Third, we have limited attention. We cannot simultaneously calculate the effect of changing dozens of variables all at the same time. So in general it is rarely practical for us to make tradeoffs between three or more values; mostly we will only focus on two at a time. It seems that the brain has an internal mechanism for shifting our focus from one point to another periodically (the boredom reflex) so that we are encouraged to regularly re-evaluate the tradeoffs that are available. When we shift focus, it is likely that we have learned which tradeoffs are particularly attractive to us: for a tradeoff (x<->y), that’s where the value of δU/δx is substantially greater than δU/δy. Importantly, our focus and our awareness of which actions are available is strongly impacted by sensory input – this has major importance for the advertising industry.
The coefficients of these tradeoffs (the derivatives of the utility function) are dependent on several factors, some of which marketers can influence:
- where the individual is within the value space
- the individual’s cognitive state and the magnitude of the different weights in their motivation hierarchy
- which components of the motivation hierarchy they are currently present to
So, what should marketers do?
On the basis of this model marketers need to take the following five types of action to encourage buyers to purchase their products or services or to increase the prices they can achieve:
- create additional actions (available tradeoffs) in the buyer’s value space
- prime the buyer so that your actions are cognitively present
- influence the “exchange rates” between different value dimensions – for instance to persuade consumers that the exchange rate between safety and money is high
- build “bridges” between different parts of the value space so that people can be persuaded to undergo short-term pain (e.g. spending money) in return for long-term benefit (e.g. a comfortable retirement)
- in the longer term, inventing and communicating new values which can add another dimension to the value space, and ensuring that their brand is the individual’s key association with that value
And behavioural economics? It fits into this model very well. Each of the key experimental phenomena of behavioural economics is an expression of one of those actions:
- priming (2)
- anchoring effects on pricing (2) and (3)
- branding in general (5)

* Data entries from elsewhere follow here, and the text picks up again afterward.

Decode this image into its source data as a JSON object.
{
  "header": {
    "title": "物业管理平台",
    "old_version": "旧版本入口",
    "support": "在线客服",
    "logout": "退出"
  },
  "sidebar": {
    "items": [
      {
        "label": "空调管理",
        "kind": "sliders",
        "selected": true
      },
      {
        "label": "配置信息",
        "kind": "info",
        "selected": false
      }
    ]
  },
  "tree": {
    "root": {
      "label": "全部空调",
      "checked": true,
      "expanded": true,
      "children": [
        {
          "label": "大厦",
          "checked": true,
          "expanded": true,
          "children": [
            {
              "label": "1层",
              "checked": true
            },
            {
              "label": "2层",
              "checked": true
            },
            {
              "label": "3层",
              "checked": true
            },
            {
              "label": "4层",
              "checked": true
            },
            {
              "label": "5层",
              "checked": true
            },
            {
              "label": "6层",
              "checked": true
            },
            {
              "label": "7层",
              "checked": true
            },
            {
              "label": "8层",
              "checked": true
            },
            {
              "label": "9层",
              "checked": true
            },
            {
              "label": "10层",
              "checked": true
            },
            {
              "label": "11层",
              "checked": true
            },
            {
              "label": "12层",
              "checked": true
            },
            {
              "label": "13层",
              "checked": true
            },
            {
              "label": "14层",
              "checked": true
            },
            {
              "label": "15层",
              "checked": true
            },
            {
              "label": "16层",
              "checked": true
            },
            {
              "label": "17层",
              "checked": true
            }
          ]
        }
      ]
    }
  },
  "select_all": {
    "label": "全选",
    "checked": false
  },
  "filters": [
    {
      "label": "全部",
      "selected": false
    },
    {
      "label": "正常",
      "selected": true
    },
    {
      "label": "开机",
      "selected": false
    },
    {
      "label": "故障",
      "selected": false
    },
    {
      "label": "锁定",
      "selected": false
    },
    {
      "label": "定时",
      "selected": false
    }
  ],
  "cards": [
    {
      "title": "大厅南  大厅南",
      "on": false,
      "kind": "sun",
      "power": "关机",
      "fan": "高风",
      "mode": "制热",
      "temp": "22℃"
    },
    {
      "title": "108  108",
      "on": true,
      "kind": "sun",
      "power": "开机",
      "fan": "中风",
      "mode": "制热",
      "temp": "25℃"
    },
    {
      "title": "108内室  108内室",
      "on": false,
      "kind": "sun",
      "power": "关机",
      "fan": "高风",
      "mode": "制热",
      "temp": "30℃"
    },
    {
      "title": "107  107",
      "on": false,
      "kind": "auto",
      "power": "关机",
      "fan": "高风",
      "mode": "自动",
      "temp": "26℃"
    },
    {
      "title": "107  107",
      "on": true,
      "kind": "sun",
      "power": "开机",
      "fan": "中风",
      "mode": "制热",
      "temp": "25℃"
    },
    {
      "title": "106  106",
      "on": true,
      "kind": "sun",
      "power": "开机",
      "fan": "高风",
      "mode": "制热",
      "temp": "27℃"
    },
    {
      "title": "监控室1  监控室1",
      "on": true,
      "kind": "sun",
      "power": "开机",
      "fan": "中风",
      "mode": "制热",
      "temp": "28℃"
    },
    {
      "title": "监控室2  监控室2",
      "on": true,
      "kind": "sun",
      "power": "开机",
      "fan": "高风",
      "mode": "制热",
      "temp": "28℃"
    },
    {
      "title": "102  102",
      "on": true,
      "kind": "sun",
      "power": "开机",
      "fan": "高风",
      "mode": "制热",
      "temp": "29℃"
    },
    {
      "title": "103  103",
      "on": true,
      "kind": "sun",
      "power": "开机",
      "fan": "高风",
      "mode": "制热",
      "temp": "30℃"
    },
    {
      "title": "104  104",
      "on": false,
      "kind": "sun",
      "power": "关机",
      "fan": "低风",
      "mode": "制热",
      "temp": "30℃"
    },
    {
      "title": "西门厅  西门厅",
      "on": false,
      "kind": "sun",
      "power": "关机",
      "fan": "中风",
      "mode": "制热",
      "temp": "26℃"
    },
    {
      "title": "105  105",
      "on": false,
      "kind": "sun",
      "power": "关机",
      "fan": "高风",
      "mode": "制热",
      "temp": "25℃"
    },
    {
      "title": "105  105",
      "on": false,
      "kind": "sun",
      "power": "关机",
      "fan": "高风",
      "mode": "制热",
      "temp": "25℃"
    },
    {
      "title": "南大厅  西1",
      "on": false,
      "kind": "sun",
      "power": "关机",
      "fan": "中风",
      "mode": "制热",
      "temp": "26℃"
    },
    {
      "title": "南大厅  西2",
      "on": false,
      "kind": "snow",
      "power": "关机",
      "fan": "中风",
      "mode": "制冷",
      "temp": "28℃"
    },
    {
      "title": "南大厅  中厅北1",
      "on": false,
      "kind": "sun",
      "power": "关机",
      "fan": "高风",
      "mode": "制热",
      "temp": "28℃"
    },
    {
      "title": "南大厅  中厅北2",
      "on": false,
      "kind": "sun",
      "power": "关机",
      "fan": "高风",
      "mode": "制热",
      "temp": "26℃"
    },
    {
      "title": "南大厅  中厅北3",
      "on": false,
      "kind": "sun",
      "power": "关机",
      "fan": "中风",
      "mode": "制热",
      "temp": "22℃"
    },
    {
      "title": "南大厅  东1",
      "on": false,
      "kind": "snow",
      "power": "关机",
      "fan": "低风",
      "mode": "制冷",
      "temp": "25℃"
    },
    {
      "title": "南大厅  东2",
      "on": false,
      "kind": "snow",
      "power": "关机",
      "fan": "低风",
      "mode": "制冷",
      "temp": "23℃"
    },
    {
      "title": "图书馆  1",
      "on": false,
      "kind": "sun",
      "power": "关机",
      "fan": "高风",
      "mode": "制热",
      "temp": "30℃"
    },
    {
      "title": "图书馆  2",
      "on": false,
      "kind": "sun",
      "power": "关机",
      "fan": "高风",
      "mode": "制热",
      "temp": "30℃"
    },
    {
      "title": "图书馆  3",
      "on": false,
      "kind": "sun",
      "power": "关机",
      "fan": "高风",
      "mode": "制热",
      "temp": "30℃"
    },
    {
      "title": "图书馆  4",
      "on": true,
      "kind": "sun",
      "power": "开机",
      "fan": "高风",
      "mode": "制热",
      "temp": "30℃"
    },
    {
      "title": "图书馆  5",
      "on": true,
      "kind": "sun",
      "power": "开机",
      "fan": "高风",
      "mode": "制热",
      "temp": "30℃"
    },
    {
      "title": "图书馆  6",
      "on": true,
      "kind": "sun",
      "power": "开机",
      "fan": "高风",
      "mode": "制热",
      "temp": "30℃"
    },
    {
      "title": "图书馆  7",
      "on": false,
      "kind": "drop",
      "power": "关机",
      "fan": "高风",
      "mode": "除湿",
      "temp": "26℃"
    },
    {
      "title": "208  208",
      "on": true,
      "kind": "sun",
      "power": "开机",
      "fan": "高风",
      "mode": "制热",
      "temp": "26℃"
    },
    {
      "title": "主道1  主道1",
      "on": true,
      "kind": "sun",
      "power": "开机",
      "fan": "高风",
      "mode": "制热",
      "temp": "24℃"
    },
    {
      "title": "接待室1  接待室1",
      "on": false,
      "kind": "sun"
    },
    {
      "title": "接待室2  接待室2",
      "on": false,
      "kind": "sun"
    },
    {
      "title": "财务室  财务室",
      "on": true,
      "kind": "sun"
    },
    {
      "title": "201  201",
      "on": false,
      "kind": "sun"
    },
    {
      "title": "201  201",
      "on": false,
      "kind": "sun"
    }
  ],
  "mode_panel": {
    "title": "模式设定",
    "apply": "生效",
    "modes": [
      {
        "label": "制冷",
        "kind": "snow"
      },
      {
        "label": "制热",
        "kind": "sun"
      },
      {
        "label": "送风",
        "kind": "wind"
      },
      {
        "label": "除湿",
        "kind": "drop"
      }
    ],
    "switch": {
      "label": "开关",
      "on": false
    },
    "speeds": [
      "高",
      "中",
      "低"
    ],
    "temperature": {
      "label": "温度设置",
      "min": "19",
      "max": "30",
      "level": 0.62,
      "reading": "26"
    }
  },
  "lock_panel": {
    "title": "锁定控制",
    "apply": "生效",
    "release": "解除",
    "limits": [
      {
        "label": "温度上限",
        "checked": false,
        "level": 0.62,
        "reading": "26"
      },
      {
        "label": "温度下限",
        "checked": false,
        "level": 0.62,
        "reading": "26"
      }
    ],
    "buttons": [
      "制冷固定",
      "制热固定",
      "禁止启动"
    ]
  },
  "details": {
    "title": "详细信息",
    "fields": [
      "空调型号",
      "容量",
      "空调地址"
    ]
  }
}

- interest-free credit and other hyperbolic discounting phenomena (4)
- memory effects and availability (1)
Applying the insights from this theory can increase both the quantity of sales you make and the prices you can achieve.